Submitted By ChrisBahlo1
Words: 685
Pages: 3

In the summer of 1994, nine Ogani activists including Ken Saro-Wiwa were convicted of charges brought against them by the Nigerian government. These men were tried in a special military court, which allowed General Sani Abacha to impose the death penalty on these individuals. It appeared that these men were convicted unjustly and that someone if not something should have prevented these hangings. Saro-Wiwa, along with his eight co-defendants, were stripped away of their basic human rights to life and the pursuit of happiness. Many have argued that the Shell Corporation in Nigeria were silently complicit during the trial and should have engaged at the earliest possible sign of a human rights violation. On the other hand, the duty of the State is to protect its citizens against the abuse of human rights through policies and regulations. Considering the State was currently in a major conflict over power and eventually turned into a dictatorship under the rule of Sani Abacha; it seemed evident that the government was in little or no position to protect its citizens from abuse. Therefore, in the case of Saro-Wiwa, the Shell Corporation should take a majority of the responsibility in the deaths of these nine Ogani activists.
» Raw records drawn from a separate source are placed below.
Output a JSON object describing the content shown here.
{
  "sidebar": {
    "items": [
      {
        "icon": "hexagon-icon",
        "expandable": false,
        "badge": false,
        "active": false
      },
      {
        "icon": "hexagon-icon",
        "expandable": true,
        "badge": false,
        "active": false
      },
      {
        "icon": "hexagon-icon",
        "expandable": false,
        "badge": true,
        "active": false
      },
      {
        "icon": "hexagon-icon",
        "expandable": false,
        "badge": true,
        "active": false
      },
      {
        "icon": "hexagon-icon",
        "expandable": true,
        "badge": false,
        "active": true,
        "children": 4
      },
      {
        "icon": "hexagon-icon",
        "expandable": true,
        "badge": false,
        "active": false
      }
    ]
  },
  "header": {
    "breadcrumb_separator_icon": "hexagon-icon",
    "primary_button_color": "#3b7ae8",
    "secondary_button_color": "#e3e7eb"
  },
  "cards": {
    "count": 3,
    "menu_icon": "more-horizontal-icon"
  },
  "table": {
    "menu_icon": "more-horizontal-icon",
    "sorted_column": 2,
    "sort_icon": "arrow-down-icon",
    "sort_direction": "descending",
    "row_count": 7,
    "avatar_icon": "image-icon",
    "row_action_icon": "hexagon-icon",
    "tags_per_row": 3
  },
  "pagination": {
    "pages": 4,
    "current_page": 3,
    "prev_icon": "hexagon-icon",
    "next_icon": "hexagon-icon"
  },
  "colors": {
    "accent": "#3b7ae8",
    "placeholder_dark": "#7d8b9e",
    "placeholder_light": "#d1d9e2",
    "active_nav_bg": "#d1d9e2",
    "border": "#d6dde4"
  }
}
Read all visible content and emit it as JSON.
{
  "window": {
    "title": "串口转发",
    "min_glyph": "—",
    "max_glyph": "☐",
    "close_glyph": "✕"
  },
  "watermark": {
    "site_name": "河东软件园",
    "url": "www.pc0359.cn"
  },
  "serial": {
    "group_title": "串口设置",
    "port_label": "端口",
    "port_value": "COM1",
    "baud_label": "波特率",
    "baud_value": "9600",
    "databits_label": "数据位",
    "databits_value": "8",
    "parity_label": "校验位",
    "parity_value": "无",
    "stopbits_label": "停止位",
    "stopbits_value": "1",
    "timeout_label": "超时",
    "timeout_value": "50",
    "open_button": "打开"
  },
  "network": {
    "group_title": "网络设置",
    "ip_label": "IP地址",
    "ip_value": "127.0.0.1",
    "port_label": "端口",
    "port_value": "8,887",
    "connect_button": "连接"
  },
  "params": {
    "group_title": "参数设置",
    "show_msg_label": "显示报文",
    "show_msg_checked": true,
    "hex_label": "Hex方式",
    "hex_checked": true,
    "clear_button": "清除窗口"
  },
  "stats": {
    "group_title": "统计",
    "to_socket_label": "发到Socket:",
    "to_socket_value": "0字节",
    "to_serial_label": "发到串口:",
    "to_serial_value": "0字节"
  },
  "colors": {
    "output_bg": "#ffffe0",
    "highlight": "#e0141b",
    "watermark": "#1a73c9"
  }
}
Events like this have increased global awareness on the impact corporations have on human rights. Due to the every increasing global market of supply and competition, independent firms are more responsible than ever to prevent the violation of human rights. It is no longer acceptable for firms to disregard the actions of its suppliers along the supply chain or any aspect of the business process. For instance, Nike took the stance roughly 20 years ago that the use of sweatshops in its supply chain is of no relevance to their firm. Although there are different labor standards around the world, there is a growing sense of corporate responsibility amongst firms, which include but are not limited to a high level of moral and ethical standards. These high standards were not enforced by Shell during the mid 1970’s. In fact, Shell released a standard guideline of principles in 1976 that stated, “companies should endeavor always to act commercially, operating within existing national laws in a socially responsible manner and avoid involvement in politics.” The following statement demonstrated a lack of concern towards the Ogani employees and their cause. Shell Corporation at the time did not realize the importance of their presence in Nigeria and did not engage to help the community around them.
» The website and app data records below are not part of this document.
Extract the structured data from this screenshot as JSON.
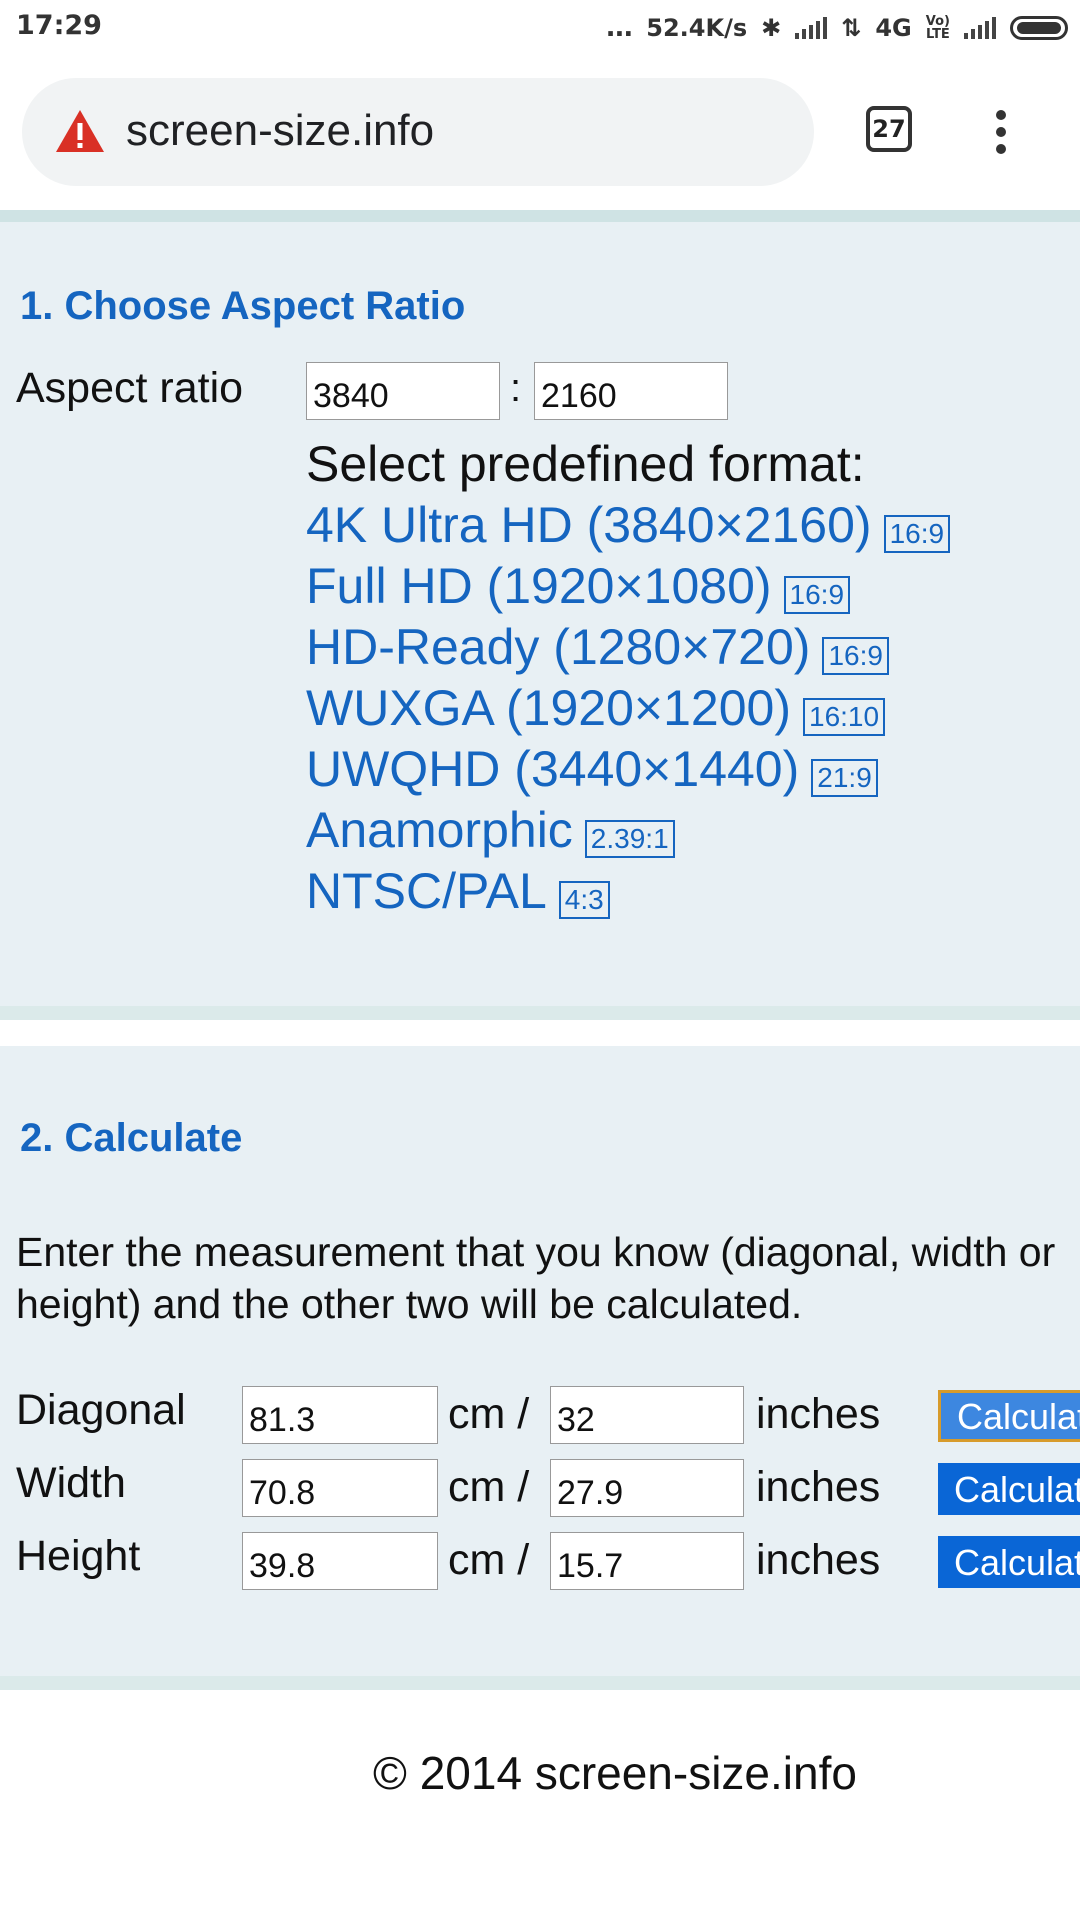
{
  "status_bar": {
    "time": "17:29",
    "dots": "...",
    "speed": "52.4K/s",
    "network": "4G",
    "volte_top": "Vo)",
    "volte_bottom": "LTE"
  },
  "browser": {
    "url": "screen-size.info",
    "tab_count": "27",
    "icons": [
      "warning-icon",
      "tab-switcher-icon",
      "more-menu-icon"
    ]
  },
  "section1": {
    "title": "1. Choose Aspect Ratio",
    "aspect_label": "Aspect ratio",
    "aspect_w": "3840",
    "aspect_h": "2160",
    "separator": ":",
    "formats_heading": "Select predefined format:",
    "formats": [
      {
        "label": "4K Ultra HD (3840×2160)",
        "ratio": "16:9"
      },
      {
        "label": "Full HD (1920×1080)",
        "ratio": "16:9"
      },
      {
        "label": "HD-Ready (1280×720)",
        "ratio": "16:9"
      },
      {
        "label": "WUXGA (1920×1200)",
        "ratio": "16:10"
      },
      {
        "label": "UWQHD (3440×1440)",
        "ratio": "21:9"
      },
      {
        "label": "Anamorphic",
        "ratio": "2.39:1"
      },
      {
        "label": "NTSC/PAL",
        "ratio": "4:3"
      }
    ]
  },
  "section2": {
    "title": "2. Calculate",
    "description": "Enter the measurement that you know (diagonal, width or height) and the other two will be calculated.",
    "rows": [
      {
        "label": "Diagonal",
        "cm": "81.3",
        "cm_unit": "cm /",
        "inches": "32",
        "in_unit": "inches",
        "button": "Calculate"
      },
      {
        "label": "Width",
        "cm": "70.8",
        "cm_unit": "cm /",
        "inches": "27.9",
        "in_unit": "inches",
        "button": "Calculate"
      },
      {
        "label": "Height",
        "cm": "39.8",
        "cm_unit": "cm /",
        "inches": "15.7",
        "in_unit": "inches",
        "button": "Calculate"
      }
    ]
  },
  "footer": "© 2014 screen-size.info",
  "colors": {
    "link": "#1565c0",
    "button": "#0a66d6",
    "section_bg": "#e8f0f4",
    "warning": "#d93025"
  }
}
In addition to Shell’s complicit behavior during the trial, one may argue that SPDC (Shell Petroleum Development Company) executive members played an active roll in